= Work task =
When responding, copy every record below exactly as it appears.

= Record set =
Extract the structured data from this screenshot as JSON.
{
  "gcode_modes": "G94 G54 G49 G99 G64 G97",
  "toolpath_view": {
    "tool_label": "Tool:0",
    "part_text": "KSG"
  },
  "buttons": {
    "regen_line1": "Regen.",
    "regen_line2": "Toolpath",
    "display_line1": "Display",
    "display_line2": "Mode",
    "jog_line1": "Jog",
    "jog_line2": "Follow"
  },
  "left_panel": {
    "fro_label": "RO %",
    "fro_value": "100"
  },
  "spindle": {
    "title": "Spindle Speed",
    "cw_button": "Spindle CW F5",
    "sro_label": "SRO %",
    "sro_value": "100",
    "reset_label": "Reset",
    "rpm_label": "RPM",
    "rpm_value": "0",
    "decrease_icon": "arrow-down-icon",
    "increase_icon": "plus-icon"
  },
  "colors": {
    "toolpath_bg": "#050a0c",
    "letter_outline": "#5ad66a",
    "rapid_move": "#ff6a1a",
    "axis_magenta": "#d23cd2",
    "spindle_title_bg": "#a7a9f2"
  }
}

= Expected answer =
Extract the structured data from this screenshot as JSON.
{
  "gcode_modes": "G94 G54 G49 G99 G64 G97",
  "toolpath_view": {
    "tool_label": "Tool:0",
    "part_text": "KSG"
  },
  "buttons": {
    "regen_line1": "Regen.",
    "regen_line2": "Toolpath",
    "display_line1": "Display",
    "display_line2": "Mode",
    "jog_line1": "Jog",
    "jog_line2": "Follow"
  },
  "left_panel": {
    "fro_label": "RO %",
    "fro_value": "100"
  },
  "spindle": {
    "title": "Spindle Speed",
    "cw_button": "Spindle CW F5",
    "sro_label": "SRO %",
    "sro_value": "100",
    "reset_label": "Reset",
    "rpm_label": "RPM",
    "rpm_value": "0",
    "decrease_icon": "arrow-down-icon",
    "increase_icon": "plus-icon"
  },
  "colors": {
    "toolpath_bg": "#050a0c",
    "letter_outline": "#5ad66a",
    "rapid_move": "#ff6a1a",
    "axis_magenta": "#d23cd2",
    "spindle_title_bg": "#a7a9f2"
  }
}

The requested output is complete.